#### [WHAT NEEDS TO BE DONE]
Scan the records for the string "channel"; copy each line where it occurs.

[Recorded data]

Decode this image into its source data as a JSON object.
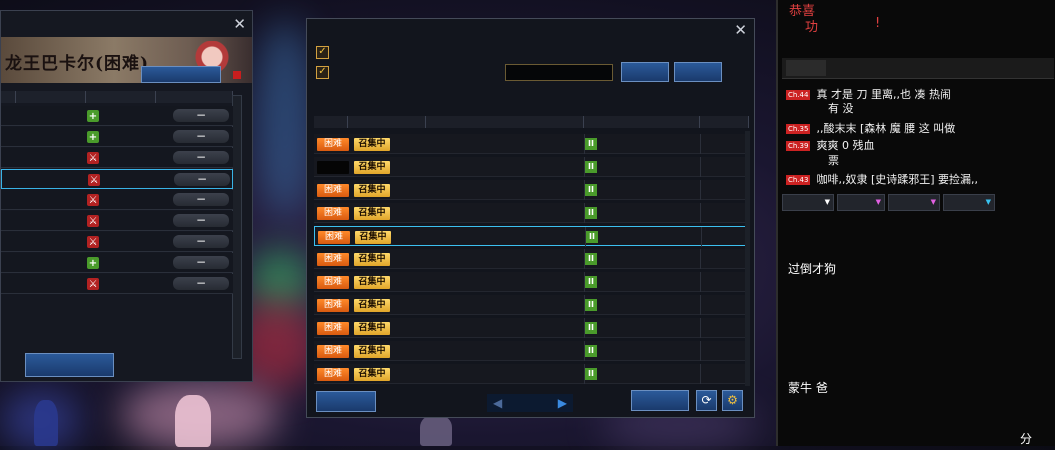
{
  "left_panel": {
    "close_icon": "close-icon",
    "title": "龙王巴卡尔(困难)",
    "rows": [
      {
        "icon": "plus",
        "name": "",
        "level": "",
        "action": "−",
        "selected": false
      },
      {
        "icon": "plus",
        "name": "",
        "level": "",
        "action": "−",
        "selected": false
      },
      {
        "icon": "sword",
        "name": "",
        "level": "",
        "action": "−",
        "selected": false
      },
      {
        "icon": "sword",
        "name": "",
        "level": "",
        "action": "−",
        "selected": true
      },
      {
        "icon": "sword",
        "name": "",
        "level": "",
        "action": "−",
        "selected": false
      },
      {
        "icon": "sword",
        "name": "",
        "level": "",
        "action": "−",
        "selected": false
      },
      {
        "icon": "sword",
        "name": "",
        "level": "",
        "action": "−",
        "selected": false
      },
      {
        "icon": "plus",
        "name": "",
        "level": "",
        "action": "−",
        "selected": false
      },
      {
        "icon": "sword",
        "name": "",
        "level": "",
        "action": "−",
        "selected": false
      }
    ],
    "bottom_button": ""
  },
  "middle_panel": {
    "title": "",
    "close_icon": "close-icon",
    "checkbox_1": {
      "checked": true,
      "label": ""
    },
    "checkbox_2": {
      "checked": true,
      "label": ""
    },
    "search_placeholder": "",
    "search_button": "",
    "refresh_button": "",
    "columns": [
      "",
      "",
      "",
      "",
      ""
    ],
    "rows": [
      {
        "difficulty": "困难",
        "status": "召集中",
        "dark": false,
        "selected": false
      },
      {
        "difficulty": "",
        "status": "召集中",
        "dark": true,
        "selected": false
      },
      {
        "difficulty": "困难",
        "status": "召集中",
        "dark": false,
        "selected": false
      },
      {
        "difficulty": "困难",
        "status": "召集中",
        "dark": false,
        "selected": false
      },
      {
        "difficulty": "困难",
        "status": "召集中",
        "dark": false,
        "selected": true
      },
      {
        "difficulty": "困难",
        "status": "召集中",
        "dark": false,
        "selected": false
      },
      {
        "difficulty": "困难",
        "status": "召集中",
        "dark": false,
        "selected": false
      },
      {
        "difficulty": "困难",
        "status": "召集中",
        "dark": false,
        "selected": false
      },
      {
        "difficulty": "困难",
        "status": "召集中",
        "dark": false,
        "selected": false
      },
      {
        "difficulty": "困难",
        "status": "召集中",
        "dark": false,
        "selected": false
      },
      {
        "difficulty": "困难",
        "status": "召集中",
        "dark": false,
        "selected": false
      }
    ],
    "bottom_left_button": "",
    "bottom_right_button": "",
    "refresh_icon": "refresh-icon",
    "settings_icon": "gear-icon"
  },
  "right_panel": {
    "notice_line1": "恭喜",
    "notice_line2": "功",
    "notice_mark": "!",
    "tab_label": "",
    "chat": [
      {
        "channel": "Ch.44",
        "text": "真  才是  刀   里离,,也  凑  热闹"
      },
      {
        "channel": "",
        "text": "有        没"
      },
      {
        "channel": "Ch.35",
        "text": ",,酸末末  [森林  魔  腰  这     叫做"
      },
      {
        "channel": "Ch.39",
        "text": "爽爽                        0  残血"
      },
      {
        "channel": "",
        "text": "票"
      },
      {
        "channel": "Ch.43",
        "text": "咖啡,,奴隶  [史诗蹂邪王]      要捡漏,,"
      }
    ],
    "filters": [
      "",
      "",
      "",
      ""
    ],
    "chat2": [
      {
        "text": "过倒才狗"
      },
      {
        "text": "蒙牛  爸"
      },
      {
        "text": "分"
      }
    ]
  }
}
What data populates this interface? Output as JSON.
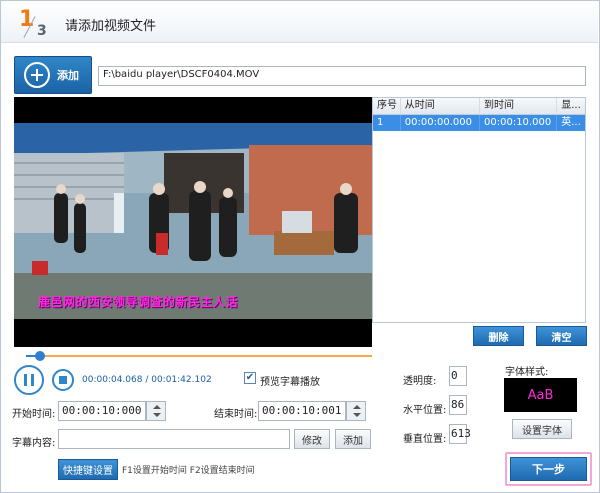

#### [SOLUTION TO THIS TASK]
        "channel": "Ch.44",
        "channel": "",
        "channel": "Ch.35",
        "channel": "Ch.39",
        "channel": "",
        "channel": "Ch.43",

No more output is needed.